Harvard's Marc Lipsitch, PhD, told Nature, "Overall the White House memo is encouraging as the first, small step in a comprehensive approach to biosafety and biosecurity, but it will have little effect unless many other changes are put in place, which remain unspecified at this time."
Aug 28 OSTP statement
Aug 19 OSTP memo
Aug 29 Nature News story
Related Aug 27 CIDRAP News scan
Islamic extremist's laptop found to hold bioterror manual
A laptop computer captured from an Islamic extremist in Syria contains detailed instructions on how to weaponize the bacteria that cause bubonic plague and use them in a terrorist attack, Foreign Policy reported yesterday.
Meanwhile, Britain raised its terror alert level to "severe," the BBC noted today.
The laptop was owned by a Tunisian national who studied chemistry and physics before joining the rebel group known as the Islamic State, or ISIS, in Syria. It was confiscated from an ISIS hideout in January in Syria's Idlib governorate, which borders Turkey.
The laptop contained a 19-page manual in Arabic on how to develop biological weapons and weaponize Yersinia pestis, which causes bubonic plague, from infected animals. "The advantage of biological weapons is that they do not cost a lot of money, while the human casualties can be huge," the manual states.

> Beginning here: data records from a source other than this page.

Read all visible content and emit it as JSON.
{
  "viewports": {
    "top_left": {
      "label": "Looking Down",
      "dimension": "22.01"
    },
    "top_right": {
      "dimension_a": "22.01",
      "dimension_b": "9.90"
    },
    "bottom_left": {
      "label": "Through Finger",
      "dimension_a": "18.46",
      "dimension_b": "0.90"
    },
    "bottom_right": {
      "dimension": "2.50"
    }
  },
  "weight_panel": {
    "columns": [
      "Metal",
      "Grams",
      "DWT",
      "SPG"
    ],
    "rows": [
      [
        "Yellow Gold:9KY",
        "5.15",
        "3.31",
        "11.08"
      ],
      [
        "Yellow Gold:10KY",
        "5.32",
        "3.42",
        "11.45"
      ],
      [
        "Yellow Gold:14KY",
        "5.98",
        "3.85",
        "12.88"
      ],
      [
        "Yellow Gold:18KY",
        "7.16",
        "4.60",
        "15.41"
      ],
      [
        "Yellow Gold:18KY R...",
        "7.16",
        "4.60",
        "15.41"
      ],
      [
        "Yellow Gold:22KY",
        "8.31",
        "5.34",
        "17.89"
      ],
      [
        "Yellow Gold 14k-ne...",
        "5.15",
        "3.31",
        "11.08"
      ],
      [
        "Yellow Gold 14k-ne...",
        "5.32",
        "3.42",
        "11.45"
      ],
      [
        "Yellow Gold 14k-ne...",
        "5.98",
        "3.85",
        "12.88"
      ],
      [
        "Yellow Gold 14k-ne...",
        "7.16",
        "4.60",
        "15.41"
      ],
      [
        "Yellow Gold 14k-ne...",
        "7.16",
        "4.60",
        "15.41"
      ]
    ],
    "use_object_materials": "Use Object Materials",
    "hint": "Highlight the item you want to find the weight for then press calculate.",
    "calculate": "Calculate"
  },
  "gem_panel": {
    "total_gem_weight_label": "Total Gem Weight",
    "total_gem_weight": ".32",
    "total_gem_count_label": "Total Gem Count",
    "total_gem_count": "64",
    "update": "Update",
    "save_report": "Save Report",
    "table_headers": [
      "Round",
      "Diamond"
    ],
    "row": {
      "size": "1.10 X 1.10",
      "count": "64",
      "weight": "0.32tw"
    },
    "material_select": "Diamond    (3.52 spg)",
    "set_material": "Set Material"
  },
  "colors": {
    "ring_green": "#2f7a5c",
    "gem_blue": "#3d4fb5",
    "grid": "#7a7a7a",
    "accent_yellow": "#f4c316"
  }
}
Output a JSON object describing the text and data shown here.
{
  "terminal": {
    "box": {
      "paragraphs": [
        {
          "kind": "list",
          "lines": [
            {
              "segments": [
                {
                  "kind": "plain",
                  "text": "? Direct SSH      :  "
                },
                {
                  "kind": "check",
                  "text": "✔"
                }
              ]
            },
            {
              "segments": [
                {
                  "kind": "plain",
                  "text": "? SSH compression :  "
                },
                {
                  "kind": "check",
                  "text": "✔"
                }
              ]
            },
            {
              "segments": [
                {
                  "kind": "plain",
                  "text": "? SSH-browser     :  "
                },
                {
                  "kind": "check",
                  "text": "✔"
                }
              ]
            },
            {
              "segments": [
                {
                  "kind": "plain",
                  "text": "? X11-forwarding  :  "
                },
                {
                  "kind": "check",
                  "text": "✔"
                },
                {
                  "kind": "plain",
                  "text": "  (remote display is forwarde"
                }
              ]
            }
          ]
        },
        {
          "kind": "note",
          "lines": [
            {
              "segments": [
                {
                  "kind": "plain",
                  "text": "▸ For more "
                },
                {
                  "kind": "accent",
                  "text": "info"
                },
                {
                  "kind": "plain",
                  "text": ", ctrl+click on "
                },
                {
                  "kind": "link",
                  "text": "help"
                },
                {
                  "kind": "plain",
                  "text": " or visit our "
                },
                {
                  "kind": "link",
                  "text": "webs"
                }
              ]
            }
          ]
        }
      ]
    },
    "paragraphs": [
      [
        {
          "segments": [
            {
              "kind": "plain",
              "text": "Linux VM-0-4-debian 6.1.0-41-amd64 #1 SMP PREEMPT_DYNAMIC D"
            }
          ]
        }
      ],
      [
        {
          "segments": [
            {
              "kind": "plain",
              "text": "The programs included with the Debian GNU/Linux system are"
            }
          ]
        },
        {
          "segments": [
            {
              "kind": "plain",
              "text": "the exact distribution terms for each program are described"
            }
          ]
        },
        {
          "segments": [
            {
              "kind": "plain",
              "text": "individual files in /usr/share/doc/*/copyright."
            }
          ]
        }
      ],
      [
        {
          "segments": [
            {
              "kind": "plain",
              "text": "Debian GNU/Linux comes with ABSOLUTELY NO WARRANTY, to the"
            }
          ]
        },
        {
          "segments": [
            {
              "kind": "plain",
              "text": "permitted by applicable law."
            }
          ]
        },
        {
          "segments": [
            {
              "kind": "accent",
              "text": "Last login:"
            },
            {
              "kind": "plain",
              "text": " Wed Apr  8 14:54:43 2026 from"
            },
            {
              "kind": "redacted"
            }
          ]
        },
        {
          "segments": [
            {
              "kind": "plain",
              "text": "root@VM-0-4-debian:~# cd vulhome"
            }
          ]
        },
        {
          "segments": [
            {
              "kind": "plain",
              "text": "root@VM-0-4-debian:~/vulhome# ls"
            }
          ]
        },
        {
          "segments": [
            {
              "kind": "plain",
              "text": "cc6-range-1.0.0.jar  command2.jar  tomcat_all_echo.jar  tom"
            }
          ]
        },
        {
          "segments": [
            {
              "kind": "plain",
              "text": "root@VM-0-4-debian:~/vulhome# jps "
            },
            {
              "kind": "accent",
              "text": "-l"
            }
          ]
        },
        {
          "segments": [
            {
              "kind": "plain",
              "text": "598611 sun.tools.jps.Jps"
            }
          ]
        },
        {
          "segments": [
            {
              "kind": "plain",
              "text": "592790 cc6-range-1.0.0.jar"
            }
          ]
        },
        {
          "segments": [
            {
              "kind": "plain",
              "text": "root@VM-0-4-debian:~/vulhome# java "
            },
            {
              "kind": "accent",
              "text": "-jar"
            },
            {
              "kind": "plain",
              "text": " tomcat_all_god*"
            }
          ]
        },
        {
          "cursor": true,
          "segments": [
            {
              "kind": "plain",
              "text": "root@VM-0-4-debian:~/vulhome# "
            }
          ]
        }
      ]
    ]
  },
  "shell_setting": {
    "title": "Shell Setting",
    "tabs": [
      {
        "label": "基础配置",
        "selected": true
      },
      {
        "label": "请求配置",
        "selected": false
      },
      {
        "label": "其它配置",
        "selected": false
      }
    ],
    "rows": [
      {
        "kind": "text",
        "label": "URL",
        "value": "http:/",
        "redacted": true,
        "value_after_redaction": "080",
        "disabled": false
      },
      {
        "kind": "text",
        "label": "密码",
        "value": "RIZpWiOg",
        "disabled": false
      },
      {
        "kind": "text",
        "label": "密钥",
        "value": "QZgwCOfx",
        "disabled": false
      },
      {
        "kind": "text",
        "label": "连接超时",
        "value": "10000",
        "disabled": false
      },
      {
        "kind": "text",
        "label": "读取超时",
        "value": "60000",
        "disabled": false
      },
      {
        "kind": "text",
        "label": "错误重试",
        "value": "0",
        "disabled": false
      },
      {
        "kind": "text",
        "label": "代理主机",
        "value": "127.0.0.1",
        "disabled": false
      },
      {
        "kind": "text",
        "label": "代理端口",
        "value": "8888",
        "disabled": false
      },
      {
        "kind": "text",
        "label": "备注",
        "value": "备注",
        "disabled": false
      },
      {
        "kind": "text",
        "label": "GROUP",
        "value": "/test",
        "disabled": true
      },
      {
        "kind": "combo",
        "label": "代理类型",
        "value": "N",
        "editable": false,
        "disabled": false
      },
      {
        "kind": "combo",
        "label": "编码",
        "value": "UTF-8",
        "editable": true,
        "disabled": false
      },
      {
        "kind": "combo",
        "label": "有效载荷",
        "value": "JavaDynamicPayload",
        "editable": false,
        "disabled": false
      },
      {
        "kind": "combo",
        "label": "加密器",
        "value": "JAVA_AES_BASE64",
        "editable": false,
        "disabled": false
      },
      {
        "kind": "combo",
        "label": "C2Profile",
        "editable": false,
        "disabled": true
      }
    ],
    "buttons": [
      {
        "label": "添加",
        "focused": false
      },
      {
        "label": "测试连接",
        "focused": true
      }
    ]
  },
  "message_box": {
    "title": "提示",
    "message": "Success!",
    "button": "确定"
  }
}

The computer also contained a fatwa, or Islamic ruling, permitting the use of weapons of mass destruction on non-Muslims.
Aug 28 Foreign Policy report
The BBC story said the UK's terror threat level is being raised from "substantial" to "severe" in response to conflicts in Iraq and Syria, Home Secretary Theresa May said, meaning an attack is "highly likely." The level is the second highest of five.
May, however, said there was no intelligence information to suggest an attack was imminent.
UK Prime Minister David Cameron spoke of a "growing" threat of British nationals fighting in Syria and Iraq and then returning home. He said that extremists who are attempting to establish an Islamic state in Syria represent a "greater and deeper threat to our security than we have known before."
He said UK residents "might see some changes in terms of policing and the number of armed police."
Aug 29 BBC report
Study: Teeming microbes in a home closely relate to its inhabitants
The microbes within a dwelling closely reflect the microbiota of its inhabitants and change rapidly when the inhabitants move in or out, say the authors of a study in today's issue of Science.
The US research team studied the microbial communities of seven families and their homes over a 6-week period through analyzing samples from skin and from home surfaces. Three of the families moved during the study period, so both homes in each case were studied shortly before and after the moves.
People sharing a home were more microbially similar than those not sharing a home. Furthermore, the microbiomes of the homes differed substantially from each other (P < 0.0001) and could be sourced to the humans living there, as evidenced by the fact that the microbial communities on the hands, noses, and bare feet of the people in a home resembled those on surfaces in that home.
Microbes across household members were most similar on the hands, and those on the nose were most dissimilar. Regular physical contact between members of a household affected the microbes of each other, with people in relationship as well as married couples and their young children sharing most of their microbial community.
Households that included pets showed increased numbers of plant and soil bacteria.
When three of the families moved, the microbiota of their former home changed quickly and dramatically, as did that of the new home they moved into, where the microbiota of their former house followed them and colonized the new dwelling within days.
The authors conclude, "We suggest homes harbor a distinct microbial fingerprint that can be predicted by their occupants and that supersedes intersurface differentiation within the home." The substantial interactions among human, home, and pet microbiota they found could, they said, have "considerable human and animal health implications."
Aug 29 Science abstract